§ TASK REQUIREMENTS
Search the records for the string "author", then copy each line where it appears.

[Element data from apps and pages]
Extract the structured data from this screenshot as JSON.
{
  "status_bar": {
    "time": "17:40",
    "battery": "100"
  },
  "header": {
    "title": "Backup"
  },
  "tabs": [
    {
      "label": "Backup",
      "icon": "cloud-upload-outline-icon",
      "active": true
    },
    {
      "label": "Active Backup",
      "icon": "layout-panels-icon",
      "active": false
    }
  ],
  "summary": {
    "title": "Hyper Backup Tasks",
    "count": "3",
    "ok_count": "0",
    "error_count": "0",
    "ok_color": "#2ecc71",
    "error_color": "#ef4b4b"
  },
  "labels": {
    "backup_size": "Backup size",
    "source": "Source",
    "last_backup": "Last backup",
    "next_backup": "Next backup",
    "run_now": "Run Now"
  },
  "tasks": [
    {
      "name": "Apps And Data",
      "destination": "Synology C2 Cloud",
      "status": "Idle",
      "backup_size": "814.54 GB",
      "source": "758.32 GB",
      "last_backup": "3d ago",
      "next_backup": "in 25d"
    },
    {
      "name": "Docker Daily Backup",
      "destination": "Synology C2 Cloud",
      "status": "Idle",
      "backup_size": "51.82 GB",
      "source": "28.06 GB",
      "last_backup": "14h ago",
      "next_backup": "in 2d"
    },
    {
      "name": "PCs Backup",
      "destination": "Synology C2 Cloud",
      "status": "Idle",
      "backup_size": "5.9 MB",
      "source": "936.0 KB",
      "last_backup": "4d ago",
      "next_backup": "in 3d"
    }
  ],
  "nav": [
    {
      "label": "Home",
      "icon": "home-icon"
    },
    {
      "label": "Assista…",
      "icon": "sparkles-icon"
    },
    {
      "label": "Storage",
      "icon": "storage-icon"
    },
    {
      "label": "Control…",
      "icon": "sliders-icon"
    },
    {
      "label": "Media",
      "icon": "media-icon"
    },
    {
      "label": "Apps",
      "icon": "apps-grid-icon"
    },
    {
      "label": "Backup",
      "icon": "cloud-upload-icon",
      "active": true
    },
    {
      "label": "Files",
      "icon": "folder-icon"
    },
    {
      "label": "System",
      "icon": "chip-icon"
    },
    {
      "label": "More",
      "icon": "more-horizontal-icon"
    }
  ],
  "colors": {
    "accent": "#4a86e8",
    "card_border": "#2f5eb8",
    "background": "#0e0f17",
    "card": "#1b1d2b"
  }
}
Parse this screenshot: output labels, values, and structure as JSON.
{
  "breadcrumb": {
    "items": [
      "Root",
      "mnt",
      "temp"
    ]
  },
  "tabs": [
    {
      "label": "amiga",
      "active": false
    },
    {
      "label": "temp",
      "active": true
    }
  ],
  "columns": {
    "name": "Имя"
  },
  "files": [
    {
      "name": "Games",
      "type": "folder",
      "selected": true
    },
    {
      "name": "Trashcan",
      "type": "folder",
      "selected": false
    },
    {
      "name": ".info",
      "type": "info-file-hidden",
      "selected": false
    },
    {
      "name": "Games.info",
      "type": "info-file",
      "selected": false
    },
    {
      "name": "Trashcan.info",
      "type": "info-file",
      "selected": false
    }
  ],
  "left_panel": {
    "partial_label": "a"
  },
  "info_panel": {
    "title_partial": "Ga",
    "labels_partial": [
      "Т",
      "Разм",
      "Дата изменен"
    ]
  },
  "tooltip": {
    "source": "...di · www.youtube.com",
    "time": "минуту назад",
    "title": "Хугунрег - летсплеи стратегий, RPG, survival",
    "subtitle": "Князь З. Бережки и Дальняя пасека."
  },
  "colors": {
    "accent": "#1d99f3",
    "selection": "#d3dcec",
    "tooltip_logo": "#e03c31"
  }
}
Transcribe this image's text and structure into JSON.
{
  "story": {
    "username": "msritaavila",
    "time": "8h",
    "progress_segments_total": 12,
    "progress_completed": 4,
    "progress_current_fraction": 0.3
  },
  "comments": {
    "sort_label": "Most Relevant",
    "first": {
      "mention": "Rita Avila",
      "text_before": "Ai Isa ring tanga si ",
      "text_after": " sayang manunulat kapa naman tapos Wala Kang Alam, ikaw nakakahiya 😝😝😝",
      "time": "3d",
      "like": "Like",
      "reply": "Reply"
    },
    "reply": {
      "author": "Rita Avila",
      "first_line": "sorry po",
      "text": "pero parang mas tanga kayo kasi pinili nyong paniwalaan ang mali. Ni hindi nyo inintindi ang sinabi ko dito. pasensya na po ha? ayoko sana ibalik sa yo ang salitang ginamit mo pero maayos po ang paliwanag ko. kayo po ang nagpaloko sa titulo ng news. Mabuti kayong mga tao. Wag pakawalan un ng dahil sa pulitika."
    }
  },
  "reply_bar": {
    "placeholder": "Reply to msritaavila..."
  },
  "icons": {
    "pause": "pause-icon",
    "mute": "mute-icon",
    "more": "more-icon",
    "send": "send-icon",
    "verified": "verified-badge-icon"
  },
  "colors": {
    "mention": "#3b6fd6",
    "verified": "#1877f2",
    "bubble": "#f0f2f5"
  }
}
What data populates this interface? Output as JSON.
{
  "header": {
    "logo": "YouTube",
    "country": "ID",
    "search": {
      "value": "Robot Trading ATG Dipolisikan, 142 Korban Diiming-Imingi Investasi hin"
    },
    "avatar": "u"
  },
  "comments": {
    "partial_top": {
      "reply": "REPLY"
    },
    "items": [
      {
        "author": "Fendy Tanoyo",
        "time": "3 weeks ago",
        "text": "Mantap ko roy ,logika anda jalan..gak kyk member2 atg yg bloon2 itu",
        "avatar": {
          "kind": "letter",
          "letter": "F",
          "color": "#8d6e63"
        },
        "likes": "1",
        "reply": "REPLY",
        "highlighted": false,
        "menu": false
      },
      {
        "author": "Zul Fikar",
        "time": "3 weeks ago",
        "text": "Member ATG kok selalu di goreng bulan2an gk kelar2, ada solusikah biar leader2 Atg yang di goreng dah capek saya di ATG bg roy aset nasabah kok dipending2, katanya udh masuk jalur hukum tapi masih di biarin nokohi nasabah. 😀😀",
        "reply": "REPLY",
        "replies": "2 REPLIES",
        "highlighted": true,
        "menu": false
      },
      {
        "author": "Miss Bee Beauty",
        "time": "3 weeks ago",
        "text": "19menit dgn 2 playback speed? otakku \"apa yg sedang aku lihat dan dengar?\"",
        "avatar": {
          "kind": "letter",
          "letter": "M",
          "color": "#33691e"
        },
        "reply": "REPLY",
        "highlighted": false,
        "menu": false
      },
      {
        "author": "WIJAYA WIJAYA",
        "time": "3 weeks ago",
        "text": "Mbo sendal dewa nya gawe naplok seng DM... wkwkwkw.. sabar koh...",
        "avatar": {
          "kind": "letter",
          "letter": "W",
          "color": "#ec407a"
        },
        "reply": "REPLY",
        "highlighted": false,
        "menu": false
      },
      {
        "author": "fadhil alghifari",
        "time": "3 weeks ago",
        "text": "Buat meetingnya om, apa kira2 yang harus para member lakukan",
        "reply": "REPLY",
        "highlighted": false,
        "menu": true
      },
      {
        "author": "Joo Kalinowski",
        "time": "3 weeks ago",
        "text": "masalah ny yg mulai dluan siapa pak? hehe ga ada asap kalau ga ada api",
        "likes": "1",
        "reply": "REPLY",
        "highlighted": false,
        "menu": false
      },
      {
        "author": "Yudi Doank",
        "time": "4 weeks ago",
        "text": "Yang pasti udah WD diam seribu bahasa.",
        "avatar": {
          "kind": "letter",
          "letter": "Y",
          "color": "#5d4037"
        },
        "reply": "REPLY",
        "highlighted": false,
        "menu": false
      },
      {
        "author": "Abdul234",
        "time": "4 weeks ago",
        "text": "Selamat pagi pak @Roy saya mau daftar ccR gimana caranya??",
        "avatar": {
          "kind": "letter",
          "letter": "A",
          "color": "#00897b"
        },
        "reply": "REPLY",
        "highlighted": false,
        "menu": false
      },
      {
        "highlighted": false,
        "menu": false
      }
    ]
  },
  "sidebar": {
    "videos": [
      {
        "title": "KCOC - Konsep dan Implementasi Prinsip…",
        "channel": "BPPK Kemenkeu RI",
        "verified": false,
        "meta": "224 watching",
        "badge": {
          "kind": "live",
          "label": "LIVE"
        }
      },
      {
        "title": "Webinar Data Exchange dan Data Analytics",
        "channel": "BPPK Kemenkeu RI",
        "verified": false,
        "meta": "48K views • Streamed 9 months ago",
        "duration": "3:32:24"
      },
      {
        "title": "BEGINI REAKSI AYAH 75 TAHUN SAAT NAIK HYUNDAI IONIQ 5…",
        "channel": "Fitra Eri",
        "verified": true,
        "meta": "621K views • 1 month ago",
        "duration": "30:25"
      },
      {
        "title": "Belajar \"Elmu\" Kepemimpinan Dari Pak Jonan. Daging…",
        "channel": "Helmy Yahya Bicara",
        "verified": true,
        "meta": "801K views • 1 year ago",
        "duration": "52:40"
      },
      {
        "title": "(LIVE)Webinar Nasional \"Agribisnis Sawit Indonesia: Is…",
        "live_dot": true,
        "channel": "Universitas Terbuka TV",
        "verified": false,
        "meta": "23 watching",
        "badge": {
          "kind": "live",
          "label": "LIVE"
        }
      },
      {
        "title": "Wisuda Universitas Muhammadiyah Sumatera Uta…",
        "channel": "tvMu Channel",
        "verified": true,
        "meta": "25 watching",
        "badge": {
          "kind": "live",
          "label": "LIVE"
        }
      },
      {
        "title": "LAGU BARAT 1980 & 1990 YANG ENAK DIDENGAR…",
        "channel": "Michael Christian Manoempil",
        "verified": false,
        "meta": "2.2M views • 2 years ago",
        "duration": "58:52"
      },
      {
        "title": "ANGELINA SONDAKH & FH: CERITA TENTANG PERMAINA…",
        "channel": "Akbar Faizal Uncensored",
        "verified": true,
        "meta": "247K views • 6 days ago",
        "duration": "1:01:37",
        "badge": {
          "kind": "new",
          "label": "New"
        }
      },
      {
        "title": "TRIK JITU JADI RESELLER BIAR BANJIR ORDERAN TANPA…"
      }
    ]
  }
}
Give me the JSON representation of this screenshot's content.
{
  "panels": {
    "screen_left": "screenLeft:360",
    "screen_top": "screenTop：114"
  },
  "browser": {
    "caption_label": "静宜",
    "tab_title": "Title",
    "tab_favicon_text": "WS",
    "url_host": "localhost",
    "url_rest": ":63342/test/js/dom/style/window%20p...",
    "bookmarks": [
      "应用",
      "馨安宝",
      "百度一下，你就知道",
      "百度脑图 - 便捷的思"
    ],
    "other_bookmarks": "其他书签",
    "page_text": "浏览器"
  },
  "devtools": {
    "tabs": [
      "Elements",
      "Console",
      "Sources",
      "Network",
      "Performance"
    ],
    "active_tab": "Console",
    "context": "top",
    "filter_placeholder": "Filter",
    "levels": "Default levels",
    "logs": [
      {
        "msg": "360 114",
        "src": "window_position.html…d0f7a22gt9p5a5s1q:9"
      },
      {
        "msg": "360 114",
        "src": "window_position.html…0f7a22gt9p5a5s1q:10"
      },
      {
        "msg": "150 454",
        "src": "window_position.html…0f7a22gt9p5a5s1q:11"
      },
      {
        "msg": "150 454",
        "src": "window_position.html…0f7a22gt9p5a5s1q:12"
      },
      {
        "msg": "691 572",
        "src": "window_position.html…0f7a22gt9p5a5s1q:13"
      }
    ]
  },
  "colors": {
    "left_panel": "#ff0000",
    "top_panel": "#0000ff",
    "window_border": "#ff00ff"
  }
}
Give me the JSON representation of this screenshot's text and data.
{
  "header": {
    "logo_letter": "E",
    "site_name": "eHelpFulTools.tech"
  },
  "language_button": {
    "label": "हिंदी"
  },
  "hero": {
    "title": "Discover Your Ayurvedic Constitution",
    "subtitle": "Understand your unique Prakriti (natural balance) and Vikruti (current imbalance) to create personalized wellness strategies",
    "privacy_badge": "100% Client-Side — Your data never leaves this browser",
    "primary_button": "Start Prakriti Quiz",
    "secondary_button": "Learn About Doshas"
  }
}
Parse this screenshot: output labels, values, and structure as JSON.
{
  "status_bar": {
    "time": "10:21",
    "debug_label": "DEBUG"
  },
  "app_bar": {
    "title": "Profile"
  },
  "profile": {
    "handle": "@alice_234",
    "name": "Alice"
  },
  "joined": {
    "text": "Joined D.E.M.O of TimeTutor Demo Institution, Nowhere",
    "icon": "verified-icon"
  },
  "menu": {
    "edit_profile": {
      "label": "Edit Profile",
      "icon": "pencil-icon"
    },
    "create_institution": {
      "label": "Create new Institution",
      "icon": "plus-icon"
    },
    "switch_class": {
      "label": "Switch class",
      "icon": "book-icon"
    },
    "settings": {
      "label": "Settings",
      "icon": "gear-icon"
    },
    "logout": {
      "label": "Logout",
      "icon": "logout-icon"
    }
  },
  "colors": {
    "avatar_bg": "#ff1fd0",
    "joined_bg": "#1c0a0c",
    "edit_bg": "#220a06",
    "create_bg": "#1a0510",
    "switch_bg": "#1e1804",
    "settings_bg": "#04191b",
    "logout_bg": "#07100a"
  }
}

§ THE ANSWER
      "author": "Rita Avila",
        "author": "Fendy Tanoyo",
        "author": "Zul Fikar",
        "author": "Miss Bee Beauty",
        "author": "WIJAYA WIJAYA",
        "author": "fadhil alghifari",
        "author": "Joo Kalinowski",
        "author": "Yudi Doank",
        "author": "Abdul234",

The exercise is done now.